In these records, how many lines contain "extract"? Please reply with the number only.

'''

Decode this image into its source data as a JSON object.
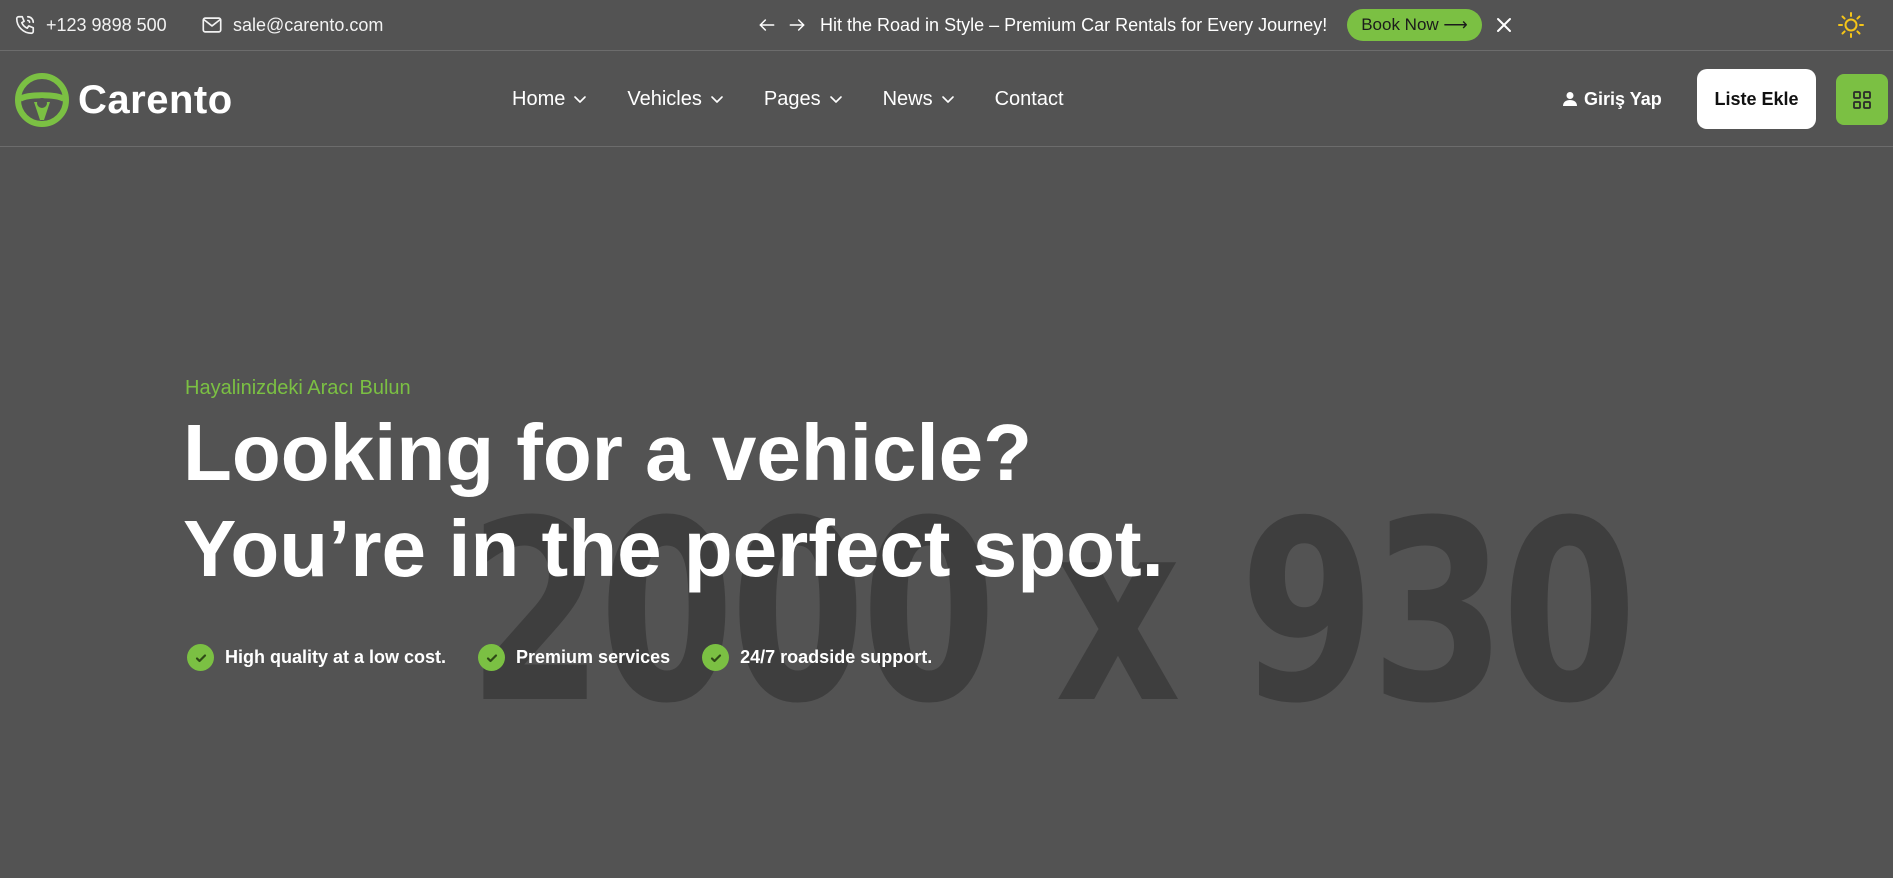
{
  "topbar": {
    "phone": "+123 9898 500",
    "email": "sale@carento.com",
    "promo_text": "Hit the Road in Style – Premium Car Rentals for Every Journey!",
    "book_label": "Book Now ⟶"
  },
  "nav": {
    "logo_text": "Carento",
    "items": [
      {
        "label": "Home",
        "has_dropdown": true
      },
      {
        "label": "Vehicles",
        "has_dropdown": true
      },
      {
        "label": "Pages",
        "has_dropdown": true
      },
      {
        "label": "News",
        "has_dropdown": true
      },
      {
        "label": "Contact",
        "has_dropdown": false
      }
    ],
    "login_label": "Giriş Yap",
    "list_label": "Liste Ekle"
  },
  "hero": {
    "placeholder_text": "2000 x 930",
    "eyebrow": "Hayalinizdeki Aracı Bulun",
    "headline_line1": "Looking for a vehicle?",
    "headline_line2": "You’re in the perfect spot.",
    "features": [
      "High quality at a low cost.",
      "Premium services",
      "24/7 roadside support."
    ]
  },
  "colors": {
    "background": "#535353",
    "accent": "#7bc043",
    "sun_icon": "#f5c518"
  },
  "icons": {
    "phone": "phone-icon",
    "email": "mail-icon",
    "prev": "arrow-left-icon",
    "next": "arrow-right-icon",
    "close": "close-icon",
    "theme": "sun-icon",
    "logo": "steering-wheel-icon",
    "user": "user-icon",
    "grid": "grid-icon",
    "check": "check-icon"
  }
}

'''
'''

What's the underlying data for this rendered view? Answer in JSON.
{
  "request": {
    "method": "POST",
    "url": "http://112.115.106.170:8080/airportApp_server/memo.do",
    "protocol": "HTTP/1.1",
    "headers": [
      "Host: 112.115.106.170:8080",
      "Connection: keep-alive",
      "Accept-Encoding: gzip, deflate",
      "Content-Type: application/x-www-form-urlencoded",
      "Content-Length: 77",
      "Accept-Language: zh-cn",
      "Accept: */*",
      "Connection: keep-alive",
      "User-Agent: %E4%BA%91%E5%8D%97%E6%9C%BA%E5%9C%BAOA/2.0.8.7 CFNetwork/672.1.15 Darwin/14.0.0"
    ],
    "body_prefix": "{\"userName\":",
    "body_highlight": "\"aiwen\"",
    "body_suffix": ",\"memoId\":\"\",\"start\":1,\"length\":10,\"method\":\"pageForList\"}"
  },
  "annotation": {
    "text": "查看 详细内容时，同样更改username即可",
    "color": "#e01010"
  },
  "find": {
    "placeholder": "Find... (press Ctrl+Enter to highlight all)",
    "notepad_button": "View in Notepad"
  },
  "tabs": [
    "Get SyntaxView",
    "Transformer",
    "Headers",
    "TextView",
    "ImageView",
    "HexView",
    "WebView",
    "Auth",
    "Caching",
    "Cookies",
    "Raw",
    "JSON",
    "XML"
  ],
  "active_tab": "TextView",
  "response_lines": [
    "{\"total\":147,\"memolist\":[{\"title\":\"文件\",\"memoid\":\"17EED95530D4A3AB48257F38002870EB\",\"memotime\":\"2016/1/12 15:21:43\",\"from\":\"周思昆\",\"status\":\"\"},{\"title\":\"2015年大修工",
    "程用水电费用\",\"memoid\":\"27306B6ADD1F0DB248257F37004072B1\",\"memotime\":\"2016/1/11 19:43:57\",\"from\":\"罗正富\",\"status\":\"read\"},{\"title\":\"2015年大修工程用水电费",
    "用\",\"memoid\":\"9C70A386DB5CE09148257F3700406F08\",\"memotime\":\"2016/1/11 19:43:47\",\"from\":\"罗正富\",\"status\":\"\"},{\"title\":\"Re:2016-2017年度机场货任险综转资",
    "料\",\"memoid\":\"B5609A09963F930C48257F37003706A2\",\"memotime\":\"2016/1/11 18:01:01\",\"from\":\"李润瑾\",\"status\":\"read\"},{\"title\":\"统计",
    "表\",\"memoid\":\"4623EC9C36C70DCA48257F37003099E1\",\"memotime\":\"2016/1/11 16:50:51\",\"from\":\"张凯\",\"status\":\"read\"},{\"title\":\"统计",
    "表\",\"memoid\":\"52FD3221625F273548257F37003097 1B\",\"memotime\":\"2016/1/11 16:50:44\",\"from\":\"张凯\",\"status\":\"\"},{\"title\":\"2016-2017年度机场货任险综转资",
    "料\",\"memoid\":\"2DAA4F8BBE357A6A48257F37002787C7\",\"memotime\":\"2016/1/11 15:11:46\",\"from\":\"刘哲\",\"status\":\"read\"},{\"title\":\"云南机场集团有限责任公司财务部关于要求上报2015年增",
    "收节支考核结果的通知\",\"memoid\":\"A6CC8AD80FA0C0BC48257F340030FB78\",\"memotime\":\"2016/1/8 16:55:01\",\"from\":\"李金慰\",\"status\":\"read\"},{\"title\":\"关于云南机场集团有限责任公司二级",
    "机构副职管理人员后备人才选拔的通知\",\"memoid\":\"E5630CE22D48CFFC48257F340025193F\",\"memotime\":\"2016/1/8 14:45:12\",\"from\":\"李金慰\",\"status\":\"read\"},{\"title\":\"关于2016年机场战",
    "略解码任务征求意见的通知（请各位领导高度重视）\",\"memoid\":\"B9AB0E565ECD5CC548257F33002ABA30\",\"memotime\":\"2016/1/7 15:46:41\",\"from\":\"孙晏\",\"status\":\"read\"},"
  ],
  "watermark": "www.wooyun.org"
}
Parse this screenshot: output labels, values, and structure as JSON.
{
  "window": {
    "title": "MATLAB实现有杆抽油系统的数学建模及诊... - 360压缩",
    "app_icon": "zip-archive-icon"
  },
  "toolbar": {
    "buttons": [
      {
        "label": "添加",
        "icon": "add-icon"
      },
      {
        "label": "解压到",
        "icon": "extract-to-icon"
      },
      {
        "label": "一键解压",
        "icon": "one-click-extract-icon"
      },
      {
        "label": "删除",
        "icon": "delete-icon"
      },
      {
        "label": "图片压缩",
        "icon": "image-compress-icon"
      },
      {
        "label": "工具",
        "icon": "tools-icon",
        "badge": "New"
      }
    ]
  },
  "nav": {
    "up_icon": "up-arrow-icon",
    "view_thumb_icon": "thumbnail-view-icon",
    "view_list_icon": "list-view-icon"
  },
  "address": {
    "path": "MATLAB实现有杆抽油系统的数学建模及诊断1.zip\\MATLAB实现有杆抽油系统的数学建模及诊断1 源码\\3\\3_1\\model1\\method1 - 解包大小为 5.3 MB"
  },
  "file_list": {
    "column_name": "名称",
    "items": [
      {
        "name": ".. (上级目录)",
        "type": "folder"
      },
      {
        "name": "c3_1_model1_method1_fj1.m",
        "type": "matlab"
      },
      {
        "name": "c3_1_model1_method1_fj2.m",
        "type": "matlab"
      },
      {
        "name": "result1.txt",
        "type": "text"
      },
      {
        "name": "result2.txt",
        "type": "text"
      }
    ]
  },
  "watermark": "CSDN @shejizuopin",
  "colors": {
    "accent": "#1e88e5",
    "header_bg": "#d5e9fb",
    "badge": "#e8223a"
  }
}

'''

§ **Task output**
2